## WORK INSTRUCTIONS
Filter the data for lines with the word "研究生请假申请" and copy those lines.
◆ ◆ ◆
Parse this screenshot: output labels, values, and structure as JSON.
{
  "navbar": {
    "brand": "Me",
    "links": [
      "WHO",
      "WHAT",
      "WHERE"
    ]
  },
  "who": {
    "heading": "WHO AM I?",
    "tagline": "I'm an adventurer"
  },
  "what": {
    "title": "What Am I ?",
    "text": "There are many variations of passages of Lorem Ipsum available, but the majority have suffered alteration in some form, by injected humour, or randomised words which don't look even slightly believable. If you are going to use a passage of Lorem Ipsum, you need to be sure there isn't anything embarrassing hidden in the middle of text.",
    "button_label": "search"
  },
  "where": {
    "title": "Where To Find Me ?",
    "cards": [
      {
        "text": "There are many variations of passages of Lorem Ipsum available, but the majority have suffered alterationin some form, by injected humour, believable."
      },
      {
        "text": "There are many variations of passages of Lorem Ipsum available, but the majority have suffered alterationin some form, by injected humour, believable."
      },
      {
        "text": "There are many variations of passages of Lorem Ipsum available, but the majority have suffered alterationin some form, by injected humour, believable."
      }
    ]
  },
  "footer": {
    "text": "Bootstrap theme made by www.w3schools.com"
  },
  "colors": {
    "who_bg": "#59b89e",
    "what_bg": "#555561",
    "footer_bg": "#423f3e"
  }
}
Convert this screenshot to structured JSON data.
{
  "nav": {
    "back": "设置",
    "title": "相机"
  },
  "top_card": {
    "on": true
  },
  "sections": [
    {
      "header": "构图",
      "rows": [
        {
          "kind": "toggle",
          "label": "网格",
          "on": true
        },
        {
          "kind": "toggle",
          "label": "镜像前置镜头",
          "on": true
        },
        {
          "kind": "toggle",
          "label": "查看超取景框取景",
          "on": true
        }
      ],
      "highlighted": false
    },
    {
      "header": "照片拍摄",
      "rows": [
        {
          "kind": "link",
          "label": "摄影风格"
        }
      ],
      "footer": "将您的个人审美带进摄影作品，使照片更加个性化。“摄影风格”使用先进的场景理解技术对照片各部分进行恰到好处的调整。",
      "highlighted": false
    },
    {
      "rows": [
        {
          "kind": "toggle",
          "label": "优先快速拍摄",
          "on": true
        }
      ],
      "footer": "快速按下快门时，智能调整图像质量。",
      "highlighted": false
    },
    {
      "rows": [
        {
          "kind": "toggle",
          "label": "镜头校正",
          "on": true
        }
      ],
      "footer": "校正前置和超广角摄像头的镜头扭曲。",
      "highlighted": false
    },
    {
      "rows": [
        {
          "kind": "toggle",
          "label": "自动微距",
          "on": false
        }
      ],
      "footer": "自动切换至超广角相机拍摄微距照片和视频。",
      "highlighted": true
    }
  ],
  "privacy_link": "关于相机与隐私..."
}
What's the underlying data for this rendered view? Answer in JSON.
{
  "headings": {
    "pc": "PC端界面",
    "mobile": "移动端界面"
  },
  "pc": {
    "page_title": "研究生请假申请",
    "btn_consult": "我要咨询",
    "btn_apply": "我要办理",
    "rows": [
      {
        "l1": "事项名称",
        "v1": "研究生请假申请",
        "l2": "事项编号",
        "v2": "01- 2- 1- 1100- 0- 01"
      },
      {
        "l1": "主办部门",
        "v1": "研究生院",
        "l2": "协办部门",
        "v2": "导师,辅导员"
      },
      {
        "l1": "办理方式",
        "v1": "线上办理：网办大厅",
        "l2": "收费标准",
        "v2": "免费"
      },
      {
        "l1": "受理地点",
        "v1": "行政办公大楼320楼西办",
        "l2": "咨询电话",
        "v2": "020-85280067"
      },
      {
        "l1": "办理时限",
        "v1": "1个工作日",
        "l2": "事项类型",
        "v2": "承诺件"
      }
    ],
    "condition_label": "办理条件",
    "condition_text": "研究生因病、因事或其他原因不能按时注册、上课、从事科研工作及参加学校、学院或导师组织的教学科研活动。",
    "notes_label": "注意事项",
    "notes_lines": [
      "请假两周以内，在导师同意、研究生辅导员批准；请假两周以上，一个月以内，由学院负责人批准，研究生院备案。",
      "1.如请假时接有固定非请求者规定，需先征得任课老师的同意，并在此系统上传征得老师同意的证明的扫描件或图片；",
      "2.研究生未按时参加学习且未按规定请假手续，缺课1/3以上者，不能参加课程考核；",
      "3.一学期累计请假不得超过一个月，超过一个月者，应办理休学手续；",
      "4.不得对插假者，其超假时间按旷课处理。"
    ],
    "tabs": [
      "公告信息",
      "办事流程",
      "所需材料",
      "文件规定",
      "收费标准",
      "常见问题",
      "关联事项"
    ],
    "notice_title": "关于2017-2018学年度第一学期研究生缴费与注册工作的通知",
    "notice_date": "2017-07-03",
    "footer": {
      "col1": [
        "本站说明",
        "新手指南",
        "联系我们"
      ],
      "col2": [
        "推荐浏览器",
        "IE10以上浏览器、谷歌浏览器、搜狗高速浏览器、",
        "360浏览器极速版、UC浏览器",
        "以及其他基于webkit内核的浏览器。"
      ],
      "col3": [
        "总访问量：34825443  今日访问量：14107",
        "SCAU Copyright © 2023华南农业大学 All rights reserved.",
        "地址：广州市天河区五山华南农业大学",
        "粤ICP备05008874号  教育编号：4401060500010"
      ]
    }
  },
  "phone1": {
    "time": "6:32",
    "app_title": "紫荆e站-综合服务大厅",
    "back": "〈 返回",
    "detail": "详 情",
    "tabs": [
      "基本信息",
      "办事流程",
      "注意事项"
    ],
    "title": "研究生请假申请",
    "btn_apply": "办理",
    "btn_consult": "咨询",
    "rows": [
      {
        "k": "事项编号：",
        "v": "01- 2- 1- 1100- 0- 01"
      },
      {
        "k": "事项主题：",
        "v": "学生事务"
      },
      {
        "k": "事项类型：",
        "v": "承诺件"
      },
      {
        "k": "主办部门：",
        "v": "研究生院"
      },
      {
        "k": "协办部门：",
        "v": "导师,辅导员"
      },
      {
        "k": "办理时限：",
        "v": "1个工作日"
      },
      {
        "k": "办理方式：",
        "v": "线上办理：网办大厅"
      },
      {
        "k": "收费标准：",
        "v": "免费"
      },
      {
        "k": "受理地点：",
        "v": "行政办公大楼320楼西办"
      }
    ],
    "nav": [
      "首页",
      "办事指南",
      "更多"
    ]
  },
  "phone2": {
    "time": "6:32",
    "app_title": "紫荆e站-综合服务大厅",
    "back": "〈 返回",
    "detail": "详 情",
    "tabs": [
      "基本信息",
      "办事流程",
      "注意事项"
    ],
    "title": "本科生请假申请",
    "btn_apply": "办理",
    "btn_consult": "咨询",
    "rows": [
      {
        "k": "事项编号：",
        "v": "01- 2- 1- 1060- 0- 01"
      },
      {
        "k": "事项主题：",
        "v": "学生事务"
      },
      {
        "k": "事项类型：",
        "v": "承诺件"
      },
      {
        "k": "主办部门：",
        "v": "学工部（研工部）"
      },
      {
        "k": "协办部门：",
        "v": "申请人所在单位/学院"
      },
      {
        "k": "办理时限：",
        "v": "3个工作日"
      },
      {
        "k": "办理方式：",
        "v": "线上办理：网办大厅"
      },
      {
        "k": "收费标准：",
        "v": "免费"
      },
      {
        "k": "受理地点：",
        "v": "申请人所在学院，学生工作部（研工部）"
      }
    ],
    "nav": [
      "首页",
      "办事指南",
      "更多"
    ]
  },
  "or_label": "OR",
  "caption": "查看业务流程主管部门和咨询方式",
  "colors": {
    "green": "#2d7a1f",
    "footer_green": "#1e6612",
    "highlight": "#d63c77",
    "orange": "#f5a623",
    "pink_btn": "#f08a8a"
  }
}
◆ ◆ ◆
## TASK ANSWER
    "page_title": "研究生请假申请",
        "v1": "研究生请假申请",
    "title": "研究生请假申请",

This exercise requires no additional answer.